Councilmember Terry Mangram asked what the council should do next to get some names. Davidson suggested publishing a newspaper ad for the vacancy.

Councilmember Michael Ellis suggested accepting resumes and setting up interviews. Councilmember Tammie Williams suggested discussing how they’d go about finding candidates at the council’s next work session.

The council members and mayor decided to discuss the issue further at a work session on June 13 work session at 5 p.m.

In other business, the LaFayette City Council approved retained grant specialist Louise Campbell’s request to apply for an ADECA (Alabama Department of Economic and Community Affairs) grant to install a couple of electric vehicle charging bays in downtown LaFayette off of Highway 431.

She said the city needed to request $119,000 and that the Alabama Municipal Electric Authority would provide a match of $51,000.

The mayor and council also looked into how it would go about turning the BB&T building at 54 LaFayette Street North into the new city hall.

“I want at least by Aug. 31 for everything to be done,” LaFayette Mayor Kenneth Vines said. “We’ll do our ribbon cutting. Sept. 6, we need to open up for city hall.”

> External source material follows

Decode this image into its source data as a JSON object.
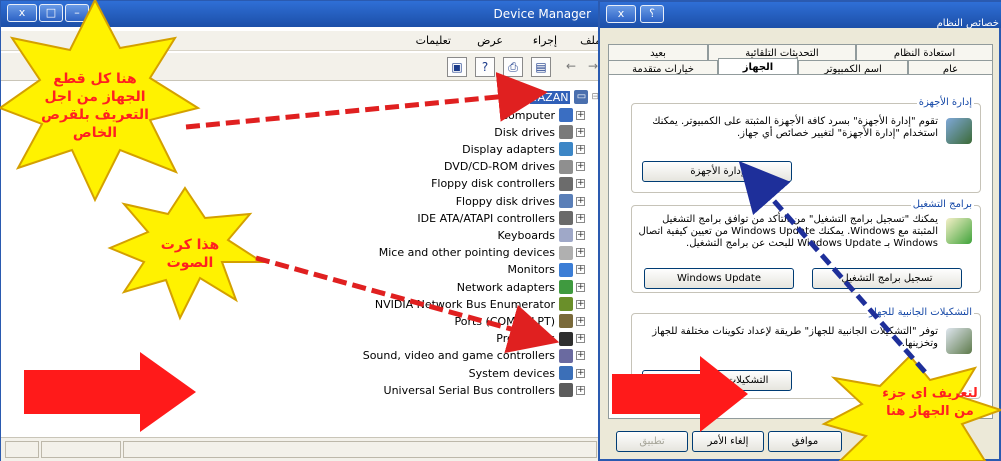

In an interview, Vines said nothing major needed to be done to the building and that the changes would be largely cosmetic. The council voted to look into what it will take to get the work done. Vines said the city may need to bid the work out to a contractor.